Both MTSE and D4I will offer developmental, informational, and practical workshops and activities, as well as an array of guest “Innovators in Residence,” many of whom will offer guest lectures and/or meet with individual teams who could benefit from their expertise. Fellows are expected to attend these; Associates are strongly encouraged. Students in both programs will be asked to regularly present on their progress in formal and informal settings, to other program participants and external audiences (through a Summer Expo). 

Faculty Mentor Expectations

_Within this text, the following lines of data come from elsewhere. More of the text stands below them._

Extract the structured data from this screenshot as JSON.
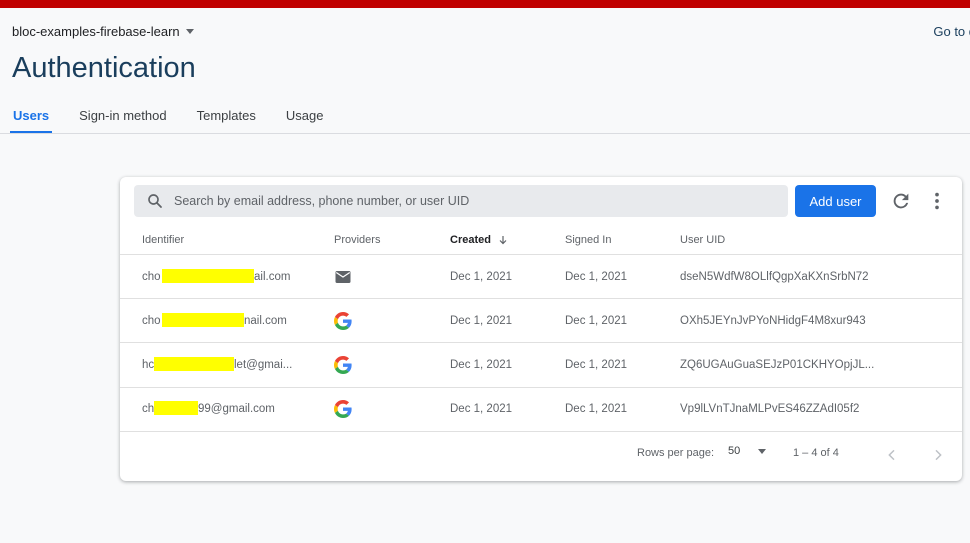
{
  "project": {
    "name": "bloc-examples-firebase-learn"
  },
  "header": {
    "goto": "Go to d",
    "title": "Authentication"
  },
  "tabs": [
    {
      "label": "Users",
      "active": true
    },
    {
      "label": "Sign-in method",
      "active": false
    },
    {
      "label": "Templates",
      "active": false
    },
    {
      "label": "Usage",
      "active": false
    }
  ],
  "search": {
    "placeholder": "Search by email address, phone number, or user UID"
  },
  "toolbar": {
    "add_user_label": "Add user",
    "refresh_icon": "refresh-icon",
    "more_icon": "more-vert-icon"
  },
  "table": {
    "columns": [
      "Identifier",
      "Providers",
      "Created",
      "Signed In",
      "User UID"
    ],
    "sorted_column": "Created",
    "sort_direction": "descending",
    "rows": [
      {
        "identifier_start": "cho",
        "identifier_end": "ail.com",
        "provider": "email",
        "created": "Dec 1, 2021",
        "signed_in": "Dec 1, 2021",
        "uid": "dseN5WdfW8OLlfQgpXaKXnSrbN72"
      },
      {
        "identifier_start": "cho",
        "identifier_end": "nail.com",
        "provider": "google",
        "created": "Dec 1, 2021",
        "signed_in": "Dec 1, 2021",
        "uid": "OXh5JEYnJvPYoNHidgF4M8xur943"
      },
      {
        "identifier_start": "hc",
        "identifier_end": "let@gmai...",
        "provider": "google",
        "created": "Dec 1, 2021",
        "signed_in": "Dec 1, 2021",
        "uid": "ZQ6UGAuGuaSEJzP01CKHYOpjJL..."
      },
      {
        "identifier_start": "ch",
        "identifier_end": "99@gmail.com",
        "provider": "google",
        "created": "Dec 1, 2021",
        "signed_in": "Dec 1, 2021",
        "uid": "Vp9lLVnTJnaMLPvES46ZZAdI05f2"
      }
    ]
  },
  "pagination": {
    "rows_per_page_label": "Rows per page:",
    "rows_per_page": "50",
    "range": "1 – 4 of 4"
  },
  "colors": {
    "accent": "#1a73e8",
    "title": "#1a3e5c",
    "topbar": "#c00000",
    "redaction": "#ffff00"
  }
}
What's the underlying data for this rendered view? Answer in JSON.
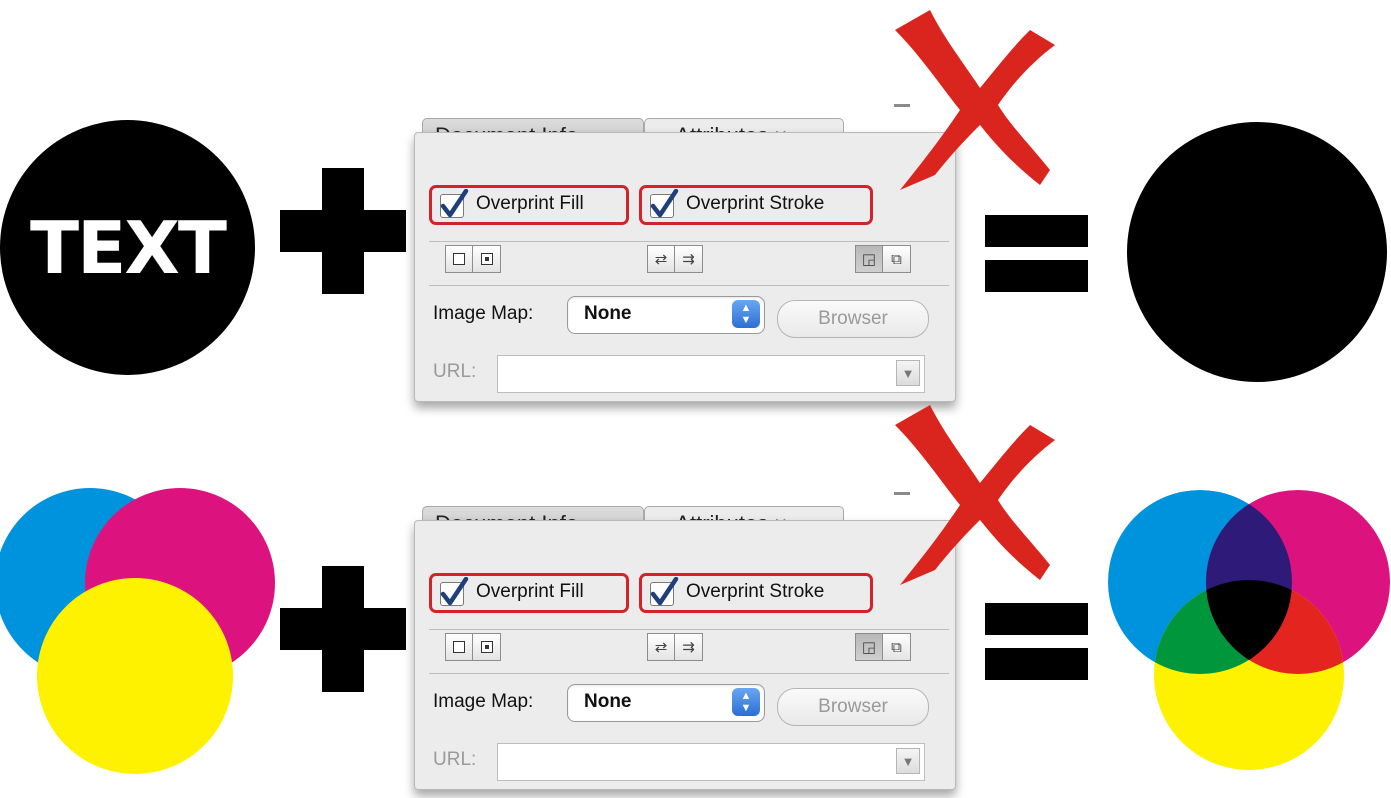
{
  "left_top": {
    "circle_text": "TEXT"
  },
  "panels": [
    {
      "tabs": {
        "document_info": "Document Info",
        "attributes": "Attributes",
        "attributes_close": "×"
      },
      "overprint_fill": {
        "label": "Overprint Fill",
        "checked": true
      },
      "overprint_stroke": {
        "label": "Overprint Stroke",
        "checked": true
      },
      "image_map": {
        "label": "Image Map:",
        "value": "None"
      },
      "browser_button": "Browser",
      "url": {
        "label": "URL:",
        "value": ""
      }
    },
    {
      "tabs": {
        "document_info": "Document Info",
        "attributes": "Attributes",
        "attributes_close": "×"
      },
      "overprint_fill": {
        "label": "Overprint Fill",
        "checked": true
      },
      "overprint_stroke": {
        "label": "Overprint Stroke",
        "checked": true
      },
      "image_map": {
        "label": "Image Map:",
        "value": "None"
      },
      "browser_button": "Browser",
      "url": {
        "label": "URL:",
        "value": ""
      }
    }
  ],
  "colors": {
    "cyan": "#0093dd",
    "magenta": "#dc137f",
    "yellow": "#fff200",
    "highlight_red": "#d2232a",
    "x_mark_red": "#d9251d",
    "black": "#000000",
    "overlap_cyan_magenta": "#2e1a78",
    "overlap_cyan_yellow": "#00963c",
    "overlap_magenta_yellow": "#e3241f"
  },
  "icons": [
    "plus-icon",
    "equals-icon",
    "x-mark-icon",
    "checkbox-icon",
    "stepper-arrows-icon",
    "dropdown-arrow-icon"
  ]
}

The expectations for faculty mentors: faculty are not expected to “teach” as part of these programs. Projects proposed should have direct relevance to the faculty mentor’s research agenda and/or impact agenda. The most successful MTSE and D4I students are those who demonstrate self-efficacy, an execution-focused mindset, strong teamwork skills, openness to learning new skill sets and mindsets, and a comfort level with open-ended questions and problems. The primary roles of the faculty mentor are to provide advice, resources, and guidance syncing up with the team on a regular basis (at least weekly) to monitor progress. 

Students: What’s in it for me?

  • Develop / strengthen skill sets in data science, analysis and visualization: a growing field for all disciplines that opens new career pathways;

  • Experience working with interdisciplinary teams and driving research forward collaboratively with student, faculty, and external partners;

  • Opportunities to work collaboratively with other self-selected, motivated students from across the university on ambitious data-centric projects;

  • Applying principles of data science to high-impact, real-world projects / applying knowledge to practical execution;
  • Learning fast, learning big, learning to fail and reiterate, and learning on the go;

  • Prepare your resume to join faculty research endeavors, pursue your own ideas for new ventures, and qualify for new internship and career opportunities.

Data for Impact Summer Institute 2020
The Data for Impact Summer Institute debuted this past summer. Eighty-six students participated in 15 different projects this year. Programs and Faculty mentors are listed below.

Data for Impact Summer Institute 2020 Projects (Click the image for additional information)